Well, not exactly all white. There was Maurice, the black custodian at the local shopping center, who swept the sidewalks singing B.B. King songs. There was Joe Parche, the skinny, high-I.Q. boy who they bussed in from the city in an effort to “integrate” our high school. And there was Estelle, our cleaning lady.
Estelle came into my world surrounded with myth and mystery. My mother had prepared me for her arrival by drawing me aside to [...]
Acronyms develop when something appears so often that it calls for a more efficient name. No need for, “Repondez s’il vous plait.” Just write, “R.S.V.P.” Same with A.M., P.M., B.C., A.D., P.S., ASAP, B.Y.O.B and many more.
I’ve decided to coin an acronym: M.L.D. stands for Major Life Disappointment. I’ve decided it’s long overdue we talk about them, and officialize while taming them a bit, as acronyms tend to do. A case in point: A.D.D. [...]
I received a tortured call one evening. “Horrible things are happening, my life is coming unraveled,” the caller said, spilling out a litany of disasters that tangled financial loss, physical illness, family estrangement, and psychological despair.
“Your addiction is catching up with you,” I said. The dialog between the two of us had been protracted, painful and interspersed with angry telephone clicks when my frankness offended him. Now he wept brokenly.
They are, in order, with lifetime prevalence rates: Anxiety disorders (about 18%), mood disorders (about 10%), and ADHD (about 5%).
It might come as a surprise that anxiety rates higher than depression. Actually, anxiety diagnoses multiply like rabbits in the Diagnostic Manual put out by the American Psychiatric Association. Here are the primary ones: acute stress [...]
It must have been fall when she first heard him sing, because she remembers how his tenor soared among the fiery maple leaves one hundred feet above ground as she sat by her window. It made her breath come in gasps, as if she was doing the singing. She saw him from a distance many times, but they conversed only shyly in small bites, like sparrows pecking at morsels of maybe. Then came the moment he told her he had [...]
I’ve heard that the wise old owls at the American Psychiatric Association who revamp the diagnostic manual every ten years have considered a diagnosis of “perfectionism.” What do you think? So far the owls believe that 301.4, obsessive compulsive personality disorder (OCPD, not to be confused with OCD, [or CDO if you want the letters in alphabetical order]) suffices. OCPD is, “a pervasive pattern of preoccupation with orderliness, perfectionism, and mental and interpersonal control, at the expense of flexibility, openness, [...]

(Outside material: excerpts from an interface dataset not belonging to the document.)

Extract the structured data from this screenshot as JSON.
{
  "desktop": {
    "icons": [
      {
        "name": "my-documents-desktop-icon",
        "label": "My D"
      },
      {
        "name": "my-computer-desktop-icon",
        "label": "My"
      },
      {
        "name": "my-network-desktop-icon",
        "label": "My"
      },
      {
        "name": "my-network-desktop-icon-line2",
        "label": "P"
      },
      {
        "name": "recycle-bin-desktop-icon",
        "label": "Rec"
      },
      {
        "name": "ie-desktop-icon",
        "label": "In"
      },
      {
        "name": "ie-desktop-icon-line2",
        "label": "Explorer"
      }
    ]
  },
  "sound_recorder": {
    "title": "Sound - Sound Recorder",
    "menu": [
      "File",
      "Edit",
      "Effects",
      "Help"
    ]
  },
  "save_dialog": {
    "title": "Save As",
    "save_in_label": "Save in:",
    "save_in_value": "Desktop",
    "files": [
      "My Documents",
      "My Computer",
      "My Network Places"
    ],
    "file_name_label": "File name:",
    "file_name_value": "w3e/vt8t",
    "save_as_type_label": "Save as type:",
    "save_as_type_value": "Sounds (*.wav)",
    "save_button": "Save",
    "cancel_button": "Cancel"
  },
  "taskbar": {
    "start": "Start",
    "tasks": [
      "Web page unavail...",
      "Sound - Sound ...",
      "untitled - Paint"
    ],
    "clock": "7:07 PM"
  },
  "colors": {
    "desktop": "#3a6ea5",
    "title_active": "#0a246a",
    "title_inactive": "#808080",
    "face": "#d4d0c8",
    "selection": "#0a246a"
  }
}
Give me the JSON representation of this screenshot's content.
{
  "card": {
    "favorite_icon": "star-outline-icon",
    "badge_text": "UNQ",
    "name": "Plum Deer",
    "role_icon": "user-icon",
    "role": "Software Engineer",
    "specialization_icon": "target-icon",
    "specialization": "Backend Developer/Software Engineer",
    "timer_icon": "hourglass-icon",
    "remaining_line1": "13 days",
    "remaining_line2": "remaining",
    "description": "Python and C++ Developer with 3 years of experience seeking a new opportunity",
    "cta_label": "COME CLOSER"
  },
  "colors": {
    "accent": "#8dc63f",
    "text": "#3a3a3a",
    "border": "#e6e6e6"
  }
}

I don’t do resolutions. I’ve observed two things—that humans have an indefatigable drive to fix themselves, and that it is utterly futile and fruitless. The only good that comes from our self-fixing is that some of us finally learn it’s impossible.

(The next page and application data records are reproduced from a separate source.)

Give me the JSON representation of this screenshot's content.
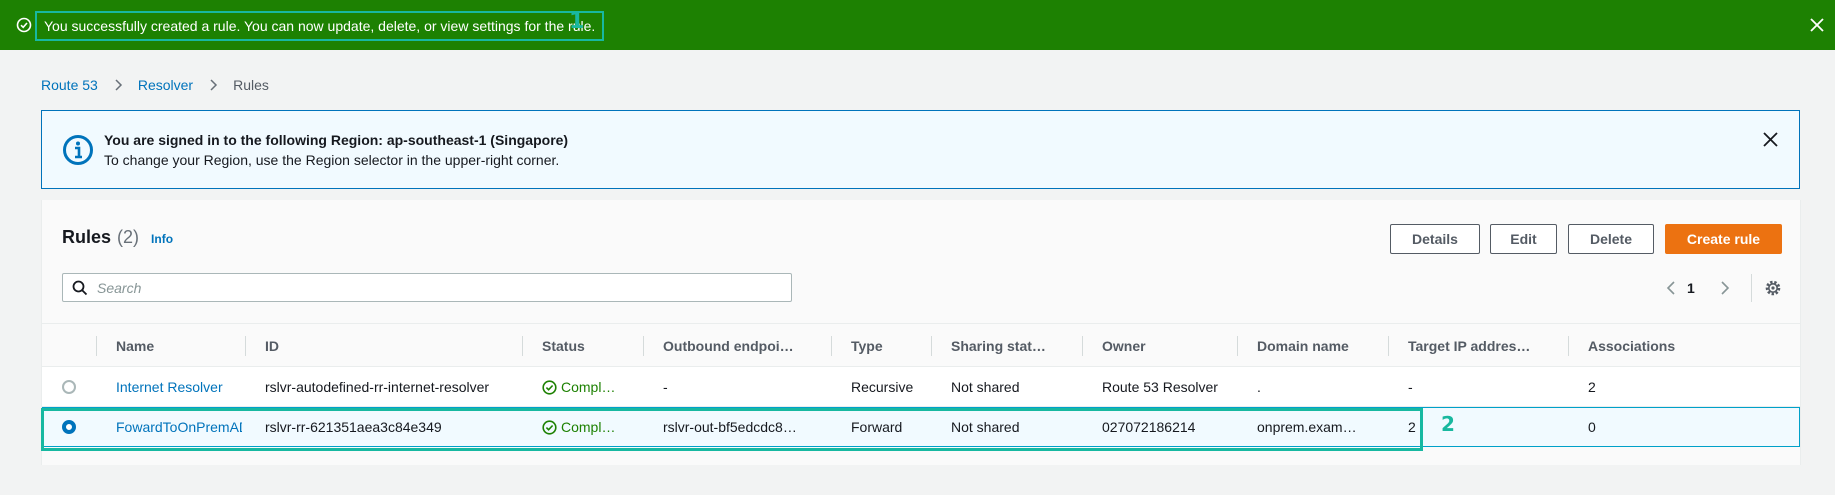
{
  "flash": {
    "message": "You successfully created a rule. You can now update, delete, or view settings for the rule.",
    "annotation": "1"
  },
  "breadcrumb": {
    "items": [
      "Route 53",
      "Resolver",
      "Rules"
    ]
  },
  "region_alert": {
    "title": "You are signed in to the following Region: ap-southeast-1 (Singapore)",
    "description": "To change your Region, use the Region selector in the upper-right corner."
  },
  "rules": {
    "title": "Rules",
    "count": "(2)",
    "info_label": "Info",
    "buttons": {
      "details": "Details",
      "edit": "Edit",
      "delete": "Delete",
      "create": "Create rule"
    },
    "search_placeholder": "Search",
    "page": "1",
    "columns": [
      "Name",
      "ID",
      "Status",
      "Outbound endpoi…",
      "Type",
      "Sharing stat…",
      "Owner",
      "Domain name",
      "Target IP addres…",
      "Associations"
    ],
    "rows": [
      {
        "selected": false,
        "name": "Internet Resolver",
        "id": "rslvr-autodefined-rr-internet-resolver",
        "status": "Compl…",
        "outbound": "-",
        "type": "Recursive",
        "sharing": "Not shared",
        "owner": "Route 53 Resolver",
        "domain": ".",
        "target_ip": "-",
        "associations": "2"
      },
      {
        "selected": true,
        "name": "FowardToOnPremAD",
        "id": "rslvr-rr-621351aea3c84e349",
        "status": "Compl…",
        "outbound": "rslvr-out-bf5edcdc8…",
        "type": "Forward",
        "sharing": "Not shared",
        "owner": "027072186214",
        "domain": "onprem.exam…",
        "target_ip": "2",
        "associations": "0"
      }
    ],
    "row_annotation": "2"
  },
  "colors": {
    "success": "#1d8102",
    "link": "#0073bb",
    "primary_button": "#ec7211",
    "annotation": "#17b8a1",
    "info_background": "#f1faff"
  }
}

During the Billy Graham era, while the evangelical movement retained the flavor of modernism, the preaching emphasis seemed to my young adult mind to be “getting right” with God. During that time I became a Christian and then a Seventh-day Adventist. Everything felt right. I got right with God, began worshiping on the right day, and believing the right doctrines.*

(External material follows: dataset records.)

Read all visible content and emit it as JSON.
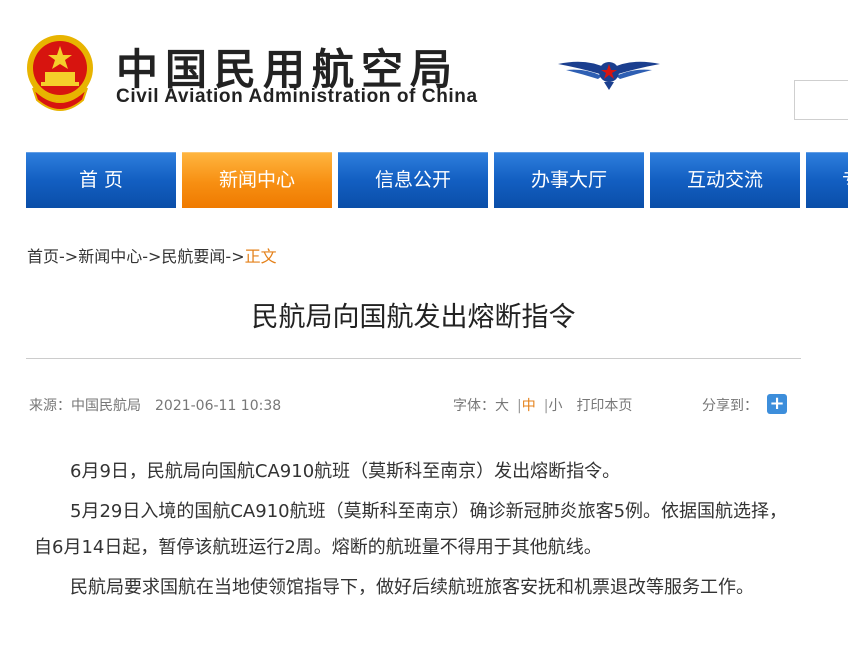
{
  "header": {
    "title_cn": "中国民用航空局",
    "title_en": "Civil Aviation Administration of China",
    "emblem_icon": "national-emblem-icon",
    "logo_icon": "caac-wings-logo-icon"
  },
  "nav": {
    "items": [
      {
        "label": "首 页"
      },
      {
        "label": "新闻中心"
      },
      {
        "label": "信息公开"
      },
      {
        "label": "办事大厅"
      },
      {
        "label": "互动交流"
      },
      {
        "label": "专"
      }
    ],
    "active_index": 1
  },
  "breadcrumb": {
    "items": [
      "首页",
      "新闻中心",
      "民航要闻"
    ],
    "separator": "->",
    "current": "正文"
  },
  "article": {
    "title": "民航局向国航发出熔断指令",
    "source": "来源：中国民航局",
    "date": "2021-06-11 10:38",
    "font_label": "字体：大",
    "font_medium": "中",
    "font_small": "小",
    "print_label": "打印本页",
    "share_label": "分享到：",
    "paragraphs": [
      "6月9日，民航局向国航CA910航班（莫斯科至南京）发出熔断指令。",
      "5月29日入境的国航CA910航班（莫斯科至南京）确诊新冠肺炎旅客5例。依据国航选择，自6月14日起，暂停该航班运行2周。熔断的航班量不得用于其他航线。",
      "民航局要求国航在当地使领馆指导下，做好后续航班旅客安抚和机票退改等服务工作。"
    ]
  },
  "colors": {
    "nav_blue": "#135fc2",
    "nav_active": "#f78f12",
    "accent_orange": "#e4811a"
  }
}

As the decades rolled along I saw a shift in evangelicalism (my larger religious sphere), which affected Adventism (my smaller religious [...]